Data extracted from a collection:
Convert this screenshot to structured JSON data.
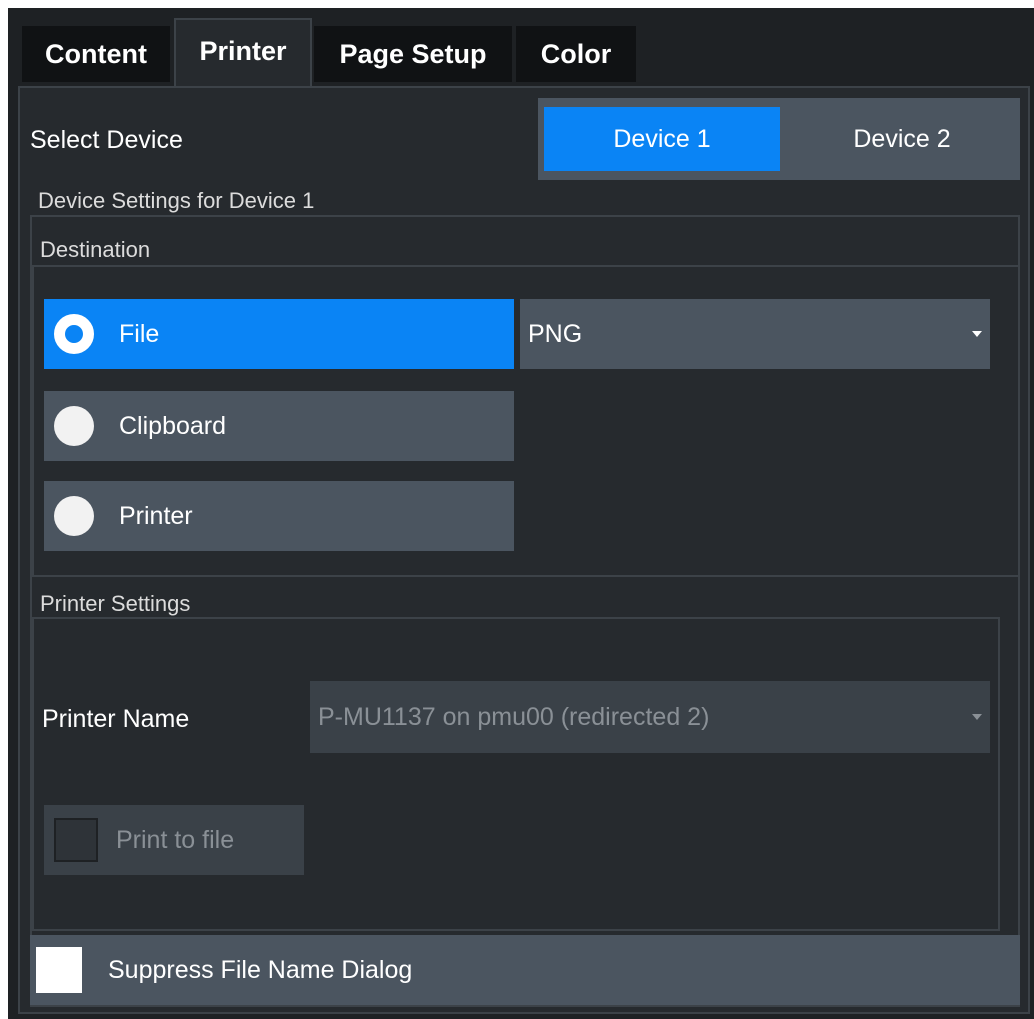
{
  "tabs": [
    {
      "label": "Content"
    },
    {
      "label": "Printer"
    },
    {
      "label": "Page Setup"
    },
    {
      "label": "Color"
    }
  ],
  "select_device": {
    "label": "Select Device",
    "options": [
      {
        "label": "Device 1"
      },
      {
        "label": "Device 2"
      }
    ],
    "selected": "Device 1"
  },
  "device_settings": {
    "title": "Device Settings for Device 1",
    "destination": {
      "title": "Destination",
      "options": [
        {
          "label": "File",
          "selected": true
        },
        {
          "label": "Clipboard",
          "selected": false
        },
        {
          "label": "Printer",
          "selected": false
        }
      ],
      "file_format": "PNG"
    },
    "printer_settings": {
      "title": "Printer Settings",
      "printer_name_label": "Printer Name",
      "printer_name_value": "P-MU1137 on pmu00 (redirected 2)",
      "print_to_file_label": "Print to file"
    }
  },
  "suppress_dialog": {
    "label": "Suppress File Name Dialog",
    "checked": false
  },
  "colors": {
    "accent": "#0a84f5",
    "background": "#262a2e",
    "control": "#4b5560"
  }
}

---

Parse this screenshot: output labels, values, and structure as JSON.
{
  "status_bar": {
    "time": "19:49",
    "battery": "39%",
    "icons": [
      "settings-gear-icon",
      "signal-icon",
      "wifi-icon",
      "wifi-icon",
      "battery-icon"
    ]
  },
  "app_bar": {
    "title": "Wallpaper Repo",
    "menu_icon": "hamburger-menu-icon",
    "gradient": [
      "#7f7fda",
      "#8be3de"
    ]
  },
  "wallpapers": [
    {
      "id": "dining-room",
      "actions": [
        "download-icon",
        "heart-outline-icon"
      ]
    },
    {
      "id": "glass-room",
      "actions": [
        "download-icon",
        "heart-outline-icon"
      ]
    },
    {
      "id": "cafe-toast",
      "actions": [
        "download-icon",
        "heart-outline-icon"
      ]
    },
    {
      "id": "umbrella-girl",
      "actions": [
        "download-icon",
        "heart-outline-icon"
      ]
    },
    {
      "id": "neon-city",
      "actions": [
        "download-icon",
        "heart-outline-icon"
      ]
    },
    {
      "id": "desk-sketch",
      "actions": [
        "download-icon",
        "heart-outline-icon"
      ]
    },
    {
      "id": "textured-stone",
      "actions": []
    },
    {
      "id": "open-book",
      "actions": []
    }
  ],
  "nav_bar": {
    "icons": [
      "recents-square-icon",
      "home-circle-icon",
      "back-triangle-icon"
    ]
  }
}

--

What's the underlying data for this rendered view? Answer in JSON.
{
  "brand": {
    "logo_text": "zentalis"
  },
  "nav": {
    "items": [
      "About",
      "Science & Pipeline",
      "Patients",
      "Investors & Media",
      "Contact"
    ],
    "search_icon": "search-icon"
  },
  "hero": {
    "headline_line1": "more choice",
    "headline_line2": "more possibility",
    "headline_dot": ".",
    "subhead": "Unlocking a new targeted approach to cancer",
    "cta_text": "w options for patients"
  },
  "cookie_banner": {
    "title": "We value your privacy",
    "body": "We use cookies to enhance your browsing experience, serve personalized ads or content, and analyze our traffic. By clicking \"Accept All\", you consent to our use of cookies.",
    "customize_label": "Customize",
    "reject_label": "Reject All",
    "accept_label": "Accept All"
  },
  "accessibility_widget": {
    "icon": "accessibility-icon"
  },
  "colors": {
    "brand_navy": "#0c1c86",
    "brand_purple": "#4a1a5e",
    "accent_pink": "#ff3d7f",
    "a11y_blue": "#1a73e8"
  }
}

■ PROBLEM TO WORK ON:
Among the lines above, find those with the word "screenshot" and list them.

■ ANSWER FOR THIS EXERCISE:
Convert this screenshot to structured JSON data.
Parse this screenshot: output labels, values, and structure as JSON.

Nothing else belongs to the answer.